- Regenerative Agriculture
- Sustainability Commitments
- Farmer Voice
- Reducing Crop Protection’s Environmental Impact
- The Crop Science Sustainability Progress Report
- Climate Change
- Education & Outreach
- Empowering Smallholder Farmers
- Food System Resilience
- Sustainable Agriculture in practice: Bayer ForwardFarming
- Sustainability Stakeholder Outreach
- Genetically Modified Crops and Bayer
- News & Stories
- Contact Us
Although they are small, insects have a big impact on the environments around them. From pollinators helping to enable our food system to harmful insects that threaten food security and safety, insects are a part of life. For farmers, successfully managing insect life on their farms is all about finding solutions to combat or deter those pests that can destroy crops while at the same time supporting beneficial insects like bees and other pollinators. This is done through integrated pest management.
Integrated pest management is a strategy that focuses on long-term prevention of pests and their damage through a combination of techniques such as crop scouting and rotation, biological control, chemical control, targeted habitat management, and use of genetically modified organisms (GMOs) and resistant crop varieties.
A crop protection tool for insect control
Much like battling weeds, farmers have a large portfolio of insecticides to choose from when determining how best to control harmful insects. Insecticides can be targeted to a specific species or offer broad protection when combatting insects. Farmers choose when, where, and how to apply insecticides with great care and consideration for biodiversity and environmental safety.
Biotechnology and GMOs
Protecting crops from within
Another approach to insect management looks to protect crops from within the plant’s own DNA - often eliminating the need for topical insecticides and providing more precise control for deterring only targeted insects. To protect the harvest potential of plants and decrease pesticide use, insect-resistant traits in genetically modified plants using Bt (Bacillus thuringiensis), a naturally occurring soil bacterium, were developed.

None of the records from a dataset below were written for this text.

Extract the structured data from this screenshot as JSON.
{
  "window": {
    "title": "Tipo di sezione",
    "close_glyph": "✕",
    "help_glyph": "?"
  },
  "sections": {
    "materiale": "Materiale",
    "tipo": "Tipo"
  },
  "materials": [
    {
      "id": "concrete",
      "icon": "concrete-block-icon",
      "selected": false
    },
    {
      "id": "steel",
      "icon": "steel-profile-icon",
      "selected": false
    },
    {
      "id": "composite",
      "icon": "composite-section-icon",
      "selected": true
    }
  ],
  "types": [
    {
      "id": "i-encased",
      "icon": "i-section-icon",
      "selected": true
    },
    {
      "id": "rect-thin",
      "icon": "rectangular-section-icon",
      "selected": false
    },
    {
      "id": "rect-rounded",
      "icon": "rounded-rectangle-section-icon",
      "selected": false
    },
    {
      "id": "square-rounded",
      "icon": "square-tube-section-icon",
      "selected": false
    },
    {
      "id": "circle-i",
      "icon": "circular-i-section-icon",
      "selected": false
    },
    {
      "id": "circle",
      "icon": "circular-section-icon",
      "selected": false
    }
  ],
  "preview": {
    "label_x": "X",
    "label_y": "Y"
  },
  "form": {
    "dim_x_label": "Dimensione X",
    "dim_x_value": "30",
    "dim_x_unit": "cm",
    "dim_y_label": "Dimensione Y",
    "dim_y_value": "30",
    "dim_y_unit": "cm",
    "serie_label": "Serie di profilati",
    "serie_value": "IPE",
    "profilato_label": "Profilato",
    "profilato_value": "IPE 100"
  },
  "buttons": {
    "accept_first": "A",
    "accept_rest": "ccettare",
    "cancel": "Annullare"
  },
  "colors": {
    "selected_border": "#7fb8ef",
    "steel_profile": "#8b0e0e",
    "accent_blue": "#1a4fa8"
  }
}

Crops with Bt traits have been modified to produce certain proteins that are toxic to various forms of insect larvae. Bt proteins have long been used as topical sprays in conventional and organic agriculture because they are effective and can be used safely. Crops that are genetically engineered to carry a Bt trait allow farmers to protect their crops while potentially eliminating or significantly decreasing the amount of insecticides sprayed – this also means that only insects that are eating the crops are affected, protecting beneficial and non-targeted insects in the ecosystem.
Leveraging Refuge Areas
Another practice farmers have available to them in their fight against insects involves creating refuge areas. Refuge areas are designated portions of a field where plants that insects find appetizing are planted giving them a safe place to eat their fill while leaving the farmers’ crops alone. Typically, refuge areas are planted among Bt crops to stave off the development of insect resistance to the Bt gene. Digital farming and data analytics have the potential to help farmers strategically place refuge areas in and around fields based on the type of insect expected to feed there, how far the insect is willing to travel for food, and how hospitable the land is for growing crops.
Supporting Biodiversity and Pollinators
Pollinating insects such as bees, butterflies, and flies play an important role in the cultivation of many crops, especially fruits, vegetables and nuts.
Bayer recognizes the critical role pollinators play for agriculture and the environment. To ensure pollinators have the foraging grounds necessary for survival, we work with farmers to set best practices like creating buffer and refuge areas and planting pollinator attractant plants.
Integrated pest management combined with recent ag tech innovations provide farmers with the opportunity to use less land while producing enough to feed the world’s growing population.